Data about app and page elements:
****

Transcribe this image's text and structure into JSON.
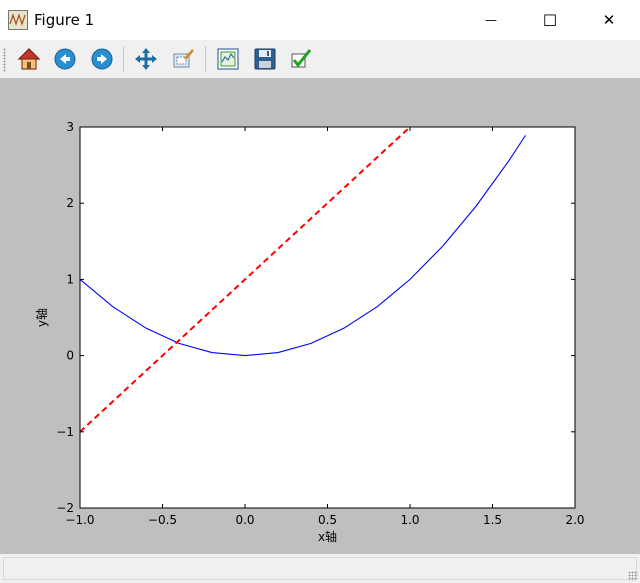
{
  "window": {
    "title": "Figure 1",
    "minimize_glyph": "—",
    "maximize_glyph": "☐",
    "close_glyph": "✕"
  },
  "toolbar": {
    "items": [
      {
        "name": "home-button",
        "icon": "home-icon"
      },
      {
        "name": "back-button",
        "icon": "back-arrow-icon"
      },
      {
        "name": "forward-button",
        "icon": "forward-arrow-icon"
      },
      {
        "name": "pan-button",
        "icon": "pan-move-icon"
      },
      {
        "name": "zoom-button",
        "icon": "zoom-rect-icon"
      },
      {
        "name": "subplots-button",
        "icon": "subplots-config-icon"
      },
      {
        "name": "save-button",
        "icon": "save-floppy-icon"
      },
      {
        "name": "edit-axes-button",
        "icon": "checkmark-icon"
      }
    ]
  },
  "chart_data": {
    "type": "line",
    "title": "",
    "xlabel": "x轴",
    "ylabel": "y轴",
    "xlim": [
      -1.0,
      2.0
    ],
    "ylim": [
      -2,
      3
    ],
    "xticks": [
      -1.0,
      -0.5,
      0.0,
      0.5,
      1.0,
      1.5,
      2.0
    ],
    "xtick_labels": [
      "−1.0",
      "−0.5",
      "0.0",
      "0.5",
      "1.0",
      "1.5",
      "2.0"
    ],
    "yticks": [
      -2,
      -1,
      0,
      1,
      2,
      3
    ],
    "ytick_labels": [
      "−2",
      "−1",
      "0",
      "1",
      "2",
      "3"
    ],
    "grid": false,
    "series": [
      {
        "color": "#0000ff",
        "style": "solid",
        "x": [
          -1.0,
          -0.8,
          -0.6,
          -0.4,
          -0.2,
          0.0,
          0.2,
          0.4,
          0.6,
          0.8,
          1.0,
          1.2,
          1.4,
          1.6,
          1.7
        ],
        "y": [
          1.0,
          0.64,
          0.36,
          0.16,
          0.04,
          0.0,
          0.04,
          0.16,
          0.36,
          0.64,
          1.0,
          1.44,
          1.96,
          2.56,
          2.89
        ]
      },
      {
        "color": "#ff0000",
        "style": "dashed",
        "x": [
          -1.0,
          1.0
        ],
        "y": [
          -1.0,
          3.0
        ]
      }
    ]
  },
  "colors": {
    "canvas_bg": "#bfbfbf",
    "plot_bg": "#ffffff"
  }
}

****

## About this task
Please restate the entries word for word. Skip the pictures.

## Answer to the exercise
Transcribe this image's text and structure into JSON.
{
  "window": {
    "title": "Figure 1",
    "minimize_glyph": "—",
    "maximize_glyph": "☐",
    "close_glyph": "✕"
  },
  "toolbar": {
    "items": [
      {
        "name": "home-button",
        "icon": "home-icon"
      },
      {
        "name": "back-button",
        "icon": "back-arrow-icon"
      },
      {
        "name": "forward-button",
        "icon": "forward-arrow-icon"
      },
      {
        "name": "pan-button",
        "icon": "pan-move-icon"
      },
      {
        "name": "zoom-button",
        "icon": "zoom-rect-icon"
      },
      {
        "name": "subplots-button",
        "icon": "subplots-config-icon"
      },
      {
        "name": "save-button",
        "icon": "save-floppy-icon"
      },
      {
        "name": "edit-axes-button",
        "icon": "checkmark-icon"
      }
    ]
  },
  "chart_data": {
    "type": "line",
    "title": "",
    "xlabel": "x轴",
    "ylabel": "y轴",
    "xlim": [
      -1.0,
      2.0
    ],
    "ylim": [
      -2,
      3
    ],
    "xticks": [
      -1.0,
      -0.5,
      0.0,
      0.5,
      1.0,
      1.5,
      2.0
    ],
    "xtick_labels": [
      "−1.0",
      "−0.5",
      "0.0",
      "0.5",
      "1.0",
      "1.5",
      "2.0"
    ],
    "yticks": [
      -2,
      -1,
      0,
      1,
      2,
      3
    ],
    "ytick_labels": [
      "−2",
      "−1",
      "0",
      "1",
      "2",
      "3"
    ],
    "grid": false,
    "series": [
      {
        "color": "#0000ff",
        "style": "solid",
        "x": [
          -1.0,
          -0.8,
          -0.6,
          -0.4,
          -0.2,
          0.0,
          0.2,
          0.4,
          0.6,
          0.8,
          1.0,
          1.2,
          1.4,
          1.6,
          1.7
        ],
        "y": [
          1.0,
          0.64,
          0.36,
          0.16,
          0.04,
          0.0,
          0.04,
          0.16,
          0.36,
          0.64,
          1.0,
          1.44,
          1.96,
          2.56,
          2.89
        ]
      },
      {
        "color": "#ff0000",
        "style": "dashed",
        "x": [
          -1.0,
          1.0
        ],
        "y": [
          -1.0,
          3.0
        ]
      }
    ]
  },
  "colors": {
    "canvas_bg": "#bfbfbf",
    "plot_bg": "#ffffff"
  }
}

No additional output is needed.